Tetu defines her success by her work’s impact on her community: founding 471 Recovery Resources is the most meaningful thing she’s ever done. “My goal is to help break the stigma associated with addictions. If I share my story, then maybe others will share theirs. Addictions are in our communities and are killing our children,” she says. She started 471 because if children are given education about addiction, it enables them to break the cycle. She puts most of her profits into Saskatchewan because she believes it’s her responsibility to give back to the people who have made her successful.

“The support that I’ve received across this province is unbelievable. There’s nowhere else I’d rather live,” says Tetu.

Tetu is not yet sure what will unfold from the Top 40 Under 40 distinction, but she can feel the momentum building. She calls it a “complete honour,” and adds she will use the platform to motivate others in a philanthropic direction. “I will take that honour and I will use it proudly. Frankly, I wouldn’t be here if others didn’t help my family. It’s my responsibility to give back.
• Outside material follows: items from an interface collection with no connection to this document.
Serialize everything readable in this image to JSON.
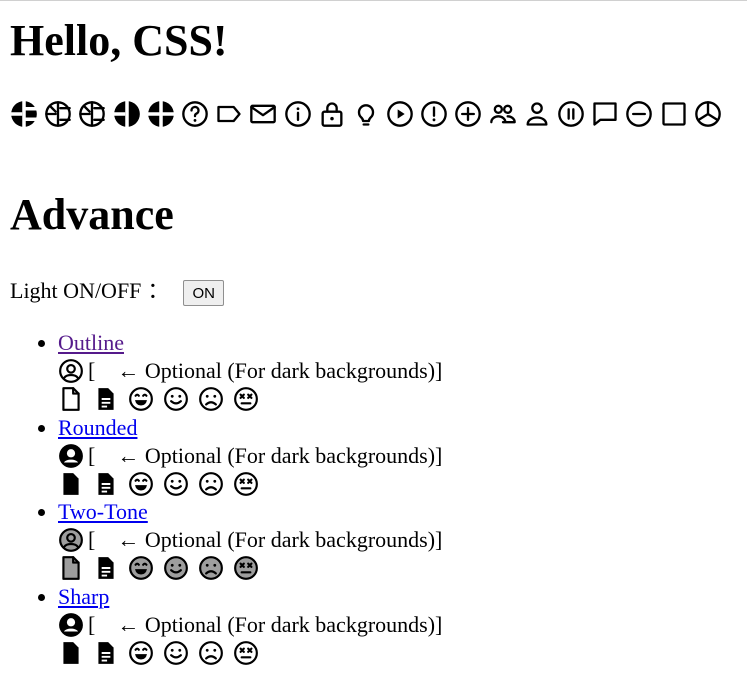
{
  "page": {
    "title": "Hello, CSS!",
    "section_title": "Advance",
    "light_label": "Light ON/OFF",
    "colon": "：",
    "toggle_value": "ON"
  },
  "top_icons": [
    "logo-mark-icon",
    "logo-mark-outline-icon",
    "logo-mark-outline-2-icon",
    "logo-mark-solid-icon",
    "logo-mark-solid-2-icon",
    "help-circle-icon",
    "tag-icon",
    "mail-icon",
    "info-icon",
    "lock-icon",
    "bulb-icon",
    "play-circle-icon",
    "alert-circle-icon",
    "plus-circle-icon",
    "group-icon",
    "user-icon",
    "pause-circle-icon",
    "message-icon",
    "minus-circle-icon",
    "square-icon",
    "pie-icon"
  ],
  "variants": [
    {
      "name": "Outline",
      "style": "outline",
      "visited": true
    },
    {
      "name": "Rounded",
      "style": "filled",
      "visited": false
    },
    {
      "name": "Two-Tone",
      "style": "twotone",
      "visited": false
    },
    {
      "name": "Sharp",
      "style": "sharp",
      "visited": false
    }
  ],
  "optional_text": {
    "open_bracket": "[",
    "arrow_text": "← Optional (For dark backgrounds)]"
  },
  "variant_icons": [
    "file-icon",
    "document-lines-icon",
    "grin-icon",
    "smile-icon",
    "sad-icon",
    "dizzy-icon"
  ]
}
It’s come full circle.”

JESS TETU’S ADVICE FOR ENTREPRENEURS

ON GIVING UP:

“Expect to want to give up but don’t. When you have that moment, know that it’s normal and it will pass. You’re going to have hard times. It’s not all rainbows and sunshine.”

ON WORK AND REWARDS:

“It’s going to be more work then you have ever worked in your life but more rewarding then anything you’ve ever done. It’s a roller coaster and you have to be a certain type of person to handle it.”

ON ENTREPRENEURIAL QUALITIES:

“Entrepreneurs are not wired like other people. They can’t sit still. You need to be tenacious, brave, motivated, dedicated and driven. And be kind.”

ON CHALLENGES:

“I’ve taught myself to look at similar experiences I’ve been through and how it turned out or what helped. I’m also not afraid to ask for help and advice.”

ON FAILING:

“You need to fail. Failing teaches you strength, resilience and how to perfect something.”

ON GOAL-SETTING:

“Monday morning is my goal-setting time. I do short-term, middle-term and gigantic, long-term goals. Each level connects to the next. It’s bizarre how well it works when you hold yourself accountable.”

ON SUCCESS:

“When business is going well, don’t assume it’s going to last forever. Prepare. Be cautious. Learn your busy seasons and what makes you money, then average it out and budget.”

ON MARKETING:

“Marketing during your first year is important. The longer it takes for people to know you exist, the longer it takes for them to come in your doors.